(Collected data entries)
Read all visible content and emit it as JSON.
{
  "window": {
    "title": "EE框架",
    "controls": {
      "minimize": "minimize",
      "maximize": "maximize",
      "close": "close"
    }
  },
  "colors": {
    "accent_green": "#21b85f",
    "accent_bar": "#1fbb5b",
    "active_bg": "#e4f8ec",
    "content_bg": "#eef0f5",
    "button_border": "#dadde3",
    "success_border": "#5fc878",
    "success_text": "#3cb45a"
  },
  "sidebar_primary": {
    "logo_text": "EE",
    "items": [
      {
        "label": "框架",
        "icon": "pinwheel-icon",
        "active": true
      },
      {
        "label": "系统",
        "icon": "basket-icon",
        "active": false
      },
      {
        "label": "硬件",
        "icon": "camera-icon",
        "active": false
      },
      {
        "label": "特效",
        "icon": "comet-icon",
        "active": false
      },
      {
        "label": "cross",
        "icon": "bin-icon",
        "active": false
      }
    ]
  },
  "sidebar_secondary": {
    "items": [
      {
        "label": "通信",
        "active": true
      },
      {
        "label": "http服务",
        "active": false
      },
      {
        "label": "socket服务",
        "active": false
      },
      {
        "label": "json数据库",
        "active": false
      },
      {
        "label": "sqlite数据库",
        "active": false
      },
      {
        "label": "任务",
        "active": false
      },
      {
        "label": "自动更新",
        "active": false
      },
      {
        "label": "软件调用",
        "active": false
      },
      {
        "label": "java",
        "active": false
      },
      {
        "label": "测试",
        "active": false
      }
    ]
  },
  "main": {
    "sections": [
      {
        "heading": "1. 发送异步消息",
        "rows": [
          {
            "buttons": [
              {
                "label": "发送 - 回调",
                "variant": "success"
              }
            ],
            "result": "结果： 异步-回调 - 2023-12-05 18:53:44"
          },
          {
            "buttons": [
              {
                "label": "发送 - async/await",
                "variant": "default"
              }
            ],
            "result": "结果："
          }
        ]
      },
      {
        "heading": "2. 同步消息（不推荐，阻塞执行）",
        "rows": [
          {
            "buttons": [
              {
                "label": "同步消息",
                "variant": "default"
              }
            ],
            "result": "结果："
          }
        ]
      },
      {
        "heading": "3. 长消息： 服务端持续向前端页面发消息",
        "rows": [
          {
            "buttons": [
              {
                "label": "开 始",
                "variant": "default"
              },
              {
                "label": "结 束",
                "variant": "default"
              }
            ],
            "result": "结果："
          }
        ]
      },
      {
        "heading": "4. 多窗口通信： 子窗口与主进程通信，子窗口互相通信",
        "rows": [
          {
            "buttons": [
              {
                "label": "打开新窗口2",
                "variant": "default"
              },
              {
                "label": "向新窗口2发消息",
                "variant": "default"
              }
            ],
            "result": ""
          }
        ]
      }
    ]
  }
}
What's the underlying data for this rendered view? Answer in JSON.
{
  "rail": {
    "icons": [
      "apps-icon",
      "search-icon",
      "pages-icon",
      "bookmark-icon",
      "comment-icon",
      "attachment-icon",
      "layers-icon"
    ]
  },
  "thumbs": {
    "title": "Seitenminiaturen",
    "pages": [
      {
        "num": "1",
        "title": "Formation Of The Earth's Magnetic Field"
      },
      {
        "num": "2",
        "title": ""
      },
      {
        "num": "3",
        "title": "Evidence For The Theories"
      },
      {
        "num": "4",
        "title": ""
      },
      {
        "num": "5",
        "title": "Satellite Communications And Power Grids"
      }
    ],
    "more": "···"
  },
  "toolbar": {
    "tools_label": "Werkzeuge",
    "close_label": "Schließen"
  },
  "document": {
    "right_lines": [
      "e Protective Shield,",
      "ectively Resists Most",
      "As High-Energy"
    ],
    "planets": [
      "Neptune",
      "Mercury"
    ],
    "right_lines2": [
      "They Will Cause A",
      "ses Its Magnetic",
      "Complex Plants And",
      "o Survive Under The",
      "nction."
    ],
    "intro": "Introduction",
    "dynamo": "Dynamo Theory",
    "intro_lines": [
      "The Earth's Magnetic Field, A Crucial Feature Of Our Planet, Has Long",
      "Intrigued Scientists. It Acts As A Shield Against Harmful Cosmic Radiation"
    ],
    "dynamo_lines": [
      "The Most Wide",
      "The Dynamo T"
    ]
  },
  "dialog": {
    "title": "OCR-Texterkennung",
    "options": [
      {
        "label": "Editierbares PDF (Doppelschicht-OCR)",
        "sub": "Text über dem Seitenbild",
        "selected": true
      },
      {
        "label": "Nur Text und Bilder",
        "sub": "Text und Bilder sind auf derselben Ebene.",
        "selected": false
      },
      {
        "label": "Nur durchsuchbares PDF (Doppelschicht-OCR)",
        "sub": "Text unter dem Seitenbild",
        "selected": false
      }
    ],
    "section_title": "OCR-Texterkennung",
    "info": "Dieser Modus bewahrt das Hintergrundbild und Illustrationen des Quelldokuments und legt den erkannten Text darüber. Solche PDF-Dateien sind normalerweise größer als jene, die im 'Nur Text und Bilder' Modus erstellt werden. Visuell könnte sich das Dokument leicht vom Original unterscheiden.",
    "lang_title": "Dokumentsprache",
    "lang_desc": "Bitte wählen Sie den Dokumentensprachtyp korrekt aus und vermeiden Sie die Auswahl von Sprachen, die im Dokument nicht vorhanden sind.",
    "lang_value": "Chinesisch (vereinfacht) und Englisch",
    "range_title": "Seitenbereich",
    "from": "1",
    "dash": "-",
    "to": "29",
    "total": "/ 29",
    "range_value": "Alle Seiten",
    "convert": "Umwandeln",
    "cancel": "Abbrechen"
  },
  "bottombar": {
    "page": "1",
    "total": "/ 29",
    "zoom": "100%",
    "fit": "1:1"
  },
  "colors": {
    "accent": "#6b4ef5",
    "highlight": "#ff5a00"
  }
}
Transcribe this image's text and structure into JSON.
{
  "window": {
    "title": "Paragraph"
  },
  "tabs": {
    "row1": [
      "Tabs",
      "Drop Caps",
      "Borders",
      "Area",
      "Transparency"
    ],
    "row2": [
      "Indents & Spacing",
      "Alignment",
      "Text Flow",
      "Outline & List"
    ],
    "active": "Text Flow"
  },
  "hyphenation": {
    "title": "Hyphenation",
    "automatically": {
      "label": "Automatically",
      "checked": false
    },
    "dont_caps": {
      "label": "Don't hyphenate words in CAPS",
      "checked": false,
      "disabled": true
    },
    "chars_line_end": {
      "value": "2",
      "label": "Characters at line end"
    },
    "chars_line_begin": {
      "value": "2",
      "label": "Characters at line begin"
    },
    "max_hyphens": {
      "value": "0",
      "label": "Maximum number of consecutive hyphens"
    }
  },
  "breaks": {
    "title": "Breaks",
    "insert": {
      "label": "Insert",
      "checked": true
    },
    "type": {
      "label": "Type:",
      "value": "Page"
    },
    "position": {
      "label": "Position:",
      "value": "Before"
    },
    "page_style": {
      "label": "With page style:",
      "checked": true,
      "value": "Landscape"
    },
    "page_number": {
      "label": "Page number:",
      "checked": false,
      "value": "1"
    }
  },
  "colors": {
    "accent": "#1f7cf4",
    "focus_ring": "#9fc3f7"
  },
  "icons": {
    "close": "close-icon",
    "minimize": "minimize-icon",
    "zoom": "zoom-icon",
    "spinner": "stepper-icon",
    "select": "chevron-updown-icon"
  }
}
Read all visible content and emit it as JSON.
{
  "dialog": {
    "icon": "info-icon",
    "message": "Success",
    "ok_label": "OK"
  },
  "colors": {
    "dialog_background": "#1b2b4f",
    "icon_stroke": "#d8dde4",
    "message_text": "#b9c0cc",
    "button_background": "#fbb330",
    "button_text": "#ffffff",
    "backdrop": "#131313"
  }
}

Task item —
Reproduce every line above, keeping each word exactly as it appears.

Response —
Read all visible content and emit it as JSON.
{
  "window": {
    "title": "EE框架",
    "controls": {
      "minimize": "minimize",
      "maximize": "maximize",
      "close": "close"
    }
  },
  "colors": {
    "accent_green": "#21b85f",
    "accent_bar": "#1fbb5b",
    "active_bg": "#e4f8ec",
    "content_bg": "#eef0f5",
    "button_border": "#dadde3",
    "success_border": "#5fc878",
    "success_text": "#3cb45a"
  },
  "sidebar_primary": {
    "logo_text": "EE",
    "items": [
      {
        "label": "框架",
        "icon": "pinwheel-icon",
        "active": true
      },
      {
        "label": "系统",
        "icon": "basket-icon",
        "active": false
      },
      {
        "label": "硬件",
        "icon": "camera-icon",
        "active": false
      },
      {
        "label": "特效",
        "icon": "comet-icon",
        "active": false
      },
      {
        "label": "cross",
        "icon": "bin-icon",
        "active": false
      }
    ]
  },
  "sidebar_secondary": {
    "items": [
      {
        "label": "通信",
        "active": true
      },
      {
        "label": "http服务",
        "active": false
      },
      {
        "label": "socket服务",
        "active": false
      },
      {
        "label": "json数据库",
        "active": false
      },
      {
        "label": "sqlite数据库",
        "active": false
      },
      {
        "label": "任务",
        "active": false
      },
      {
        "label": "自动更新",
        "active": false
      },
      {
        "label": "软件调用",
        "active": false
      },
      {
        "label": "java",
        "active": false
      },
      {
        "label": "测试",
        "active": false
      }
    ]
  },
  "main": {
    "sections": [
      {
        "heading": "1. 发送异步消息",
        "rows": [
          {
            "buttons": [
              {
                "label": "发送 - 回调",
                "variant": "success"
              }
            ],
            "result": "结果： 异步-回调 - 2023-12-05 18:53:44"
          },
          {
            "buttons": [
              {
                "label": "发送 - async/await",
                "variant": "default"
              }
            ],
            "result": "结果："
          }
        ]
      },
      {
        "heading": "2. 同步消息（不推荐，阻塞执行）",
        "rows": [
          {
            "buttons": [
              {
                "label": "同步消息",
                "variant": "default"
              }
            ],
            "result": "结果："
          }
        ]
      },
      {
        "heading": "3. 长消息： 服务端持续向前端页面发消息",
        "rows": [
          {
            "buttons": [
              {
                "label": "开 始",
                "variant": "default"
              },
              {
                "label": "结 束",
                "variant": "default"
              }
            ],
            "result": "结果："
          }
        ]
      },
      {
        "heading": "4. 多窗口通信： 子窗口与主进程通信，子窗口互相通信",
        "rows": [
          {
            "buttons": [
              {
                "label": "打开新窗口2",
                "variant": "default"
              },
              {
                "label": "向新窗口2发消息",
                "variant": "default"
              }
            ],
            "result": ""
          }
        ]
      }
    ]
  }
}
What's the underlying data for this rendered view? Answer in JSON.
{
  "rail": {
    "icons": [
      "apps-icon",
      "search-icon",
      "pages-icon",
      "bookmark-icon",
      "comment-icon",
      "attachment-icon",
      "layers-icon"
    ]
  },
  "thumbs": {
    "title": "Seitenminiaturen",
    "pages": [
      {
        "num": "1",
        "title": "Formation Of The Earth's Magnetic Field"
      },
      {
        "num": "2",
        "title": ""
      },
      {
        "num": "3",
        "title": "Evidence For The Theories"
      },
      {
        "num": "4",
        "title": ""
      },
      {
        "num": "5",
        "title": "Satellite Communications And Power Grids"
      }
    ],
    "more": "···"
  },
  "toolbar": {
    "tools_label": "Werkzeuge",
    "close_label": "Schließen"
  },
  "document": {
    "right_lines": [
      "e Protective Shield,",
      "ectively Resists Most",
      "As High-Energy"
    ],
    "planets": [
      "Neptune",
      "Mercury"
    ],
    "right_lines2": [
      "They Will Cause A",
      "ses Its Magnetic",
      "Complex Plants And",
      "o Survive Under The",
      "nction."
    ],
    "intro": "Introduction",
    "dynamo": "Dynamo Theory",
    "intro_lines": [
      "The Earth's Magnetic Field, A Crucial Feature Of Our Planet, Has Long",
      "Intrigued Scientists. It Acts As A Shield Against Harmful Cosmic Radiation"
    ],
    "dynamo_lines": [
      "The Most Wide",
      "The Dynamo T"
    ]
  },
  "dialog": {
    "title": "OCR-Texterkennung",
    "options": [
      {
        "label": "Editierbares PDF (Doppelschicht-OCR)",
        "sub": "Text über dem Seitenbild",
        "selected": true
      },
      {
        "label": "Nur Text und Bilder",
        "sub": "Text und Bilder sind auf derselben Ebene.",
        "selected": false
      },
      {
        "label": "Nur durchsuchbares PDF (Doppelschicht-OCR)",
        "sub": "Text unter dem Seitenbild",
        "selected": false
      }
    ],
    "section_title": "OCR-Texterkennung",
    "info": "Dieser Modus bewahrt das Hintergrundbild und Illustrationen des Quelldokuments und legt den erkannten Text darüber. Solche PDF-Dateien sind normalerweise größer als jene, die im 'Nur Text und Bilder' Modus erstellt werden. Visuell könnte sich das Dokument leicht vom Original unterscheiden.",
    "lang_title": "Dokumentsprache",
    "lang_desc": "Bitte wählen Sie den Dokumentensprachtyp korrekt aus und vermeiden Sie die Auswahl von Sprachen, die im Dokument nicht vorhanden sind.",
    "lang_value": "Chinesisch (vereinfacht) und Englisch",
    "range_title": "Seitenbereich",
    "from": "1",
    "dash": "-",
    "to": "29",
    "total": "/ 29",
    "range_value": "Alle Seiten",
    "convert": "Umwandeln",
    "cancel": "Abbrechen"
  },
  "bottombar": {
    "page": "1",
    "total": "/ 29",
    "zoom": "100%",
    "fit": "1:1"
  },
  "colors": {
    "accent": "#6b4ef5",
    "highlight": "#ff5a00"
  }
}
Transcribe this image's text and structure into JSON.
{
  "window": {
    "title": "Paragraph"
  },
  "tabs": {
    "row1": [
      "Tabs",
      "Drop Caps",
      "Borders",
      "Area",
      "Transparency"
    ],
    "row2": [
      "Indents & Spacing",
      "Alignment",
      "Text Flow",
      "Outline & List"
    ],
    "active": "Text Flow"
  },
  "hyphenation": {
    "title": "Hyphenation",
    "automatically": {
      "label": "Automatically",
      "checked": false
    },
    "dont_caps": {
      "label": "Don't hyphenate words in CAPS",
      "checked": false,
      "disabled": true
    },
    "chars_line_end": {
      "value": "2",
      "label": "Characters at line end"
    },
    "chars_line_begin": {
      "value": "2",
      "label": "Characters at line begin"
    },
    "max_hyphens": {
      "value": "0",
      "label": "Maximum number of consecutive hyphens"
    }
  },
  "breaks": {
    "title": "Breaks",
    "insert": {
      "label": "Insert",
      "checked": true
    },
    "type": {
      "label": "Type:",
      "value": "Page"
    },
    "position": {
      "label": "Position:",
      "value": "Before"
    },
    "page_style": {
      "label": "With page style:",
      "checked": true,
      "value": "Landscape"
    },
    "page_number": {
      "label": "Page number:",
      "checked": false,
      "value": "1"
    }
  },
  "colors": {
    "accent": "#1f7cf4",
    "focus_ring": "#9fc3f7"
  },
  "icons": {
    "close": "close-icon",
    "minimize": "minimize-icon",
    "zoom": "zoom-icon",
    "spinner": "stepper-icon",
    "select": "chevron-updown-icon"
  }
}
Read all visible content and emit it as JSON.
{
  "dialog": {
    "icon": "info-icon",
    "message": "Success",
    "ok_label": "OK"
  },
  "colors": {
    "dialog_background": "#1b2b4f",
    "icon_stroke": "#d8dde4",
    "message_text": "#b9c0cc",
    "button_background": "#fbb330",
    "button_text": "#ffffff",
    "backdrop": "#131313"
  }
}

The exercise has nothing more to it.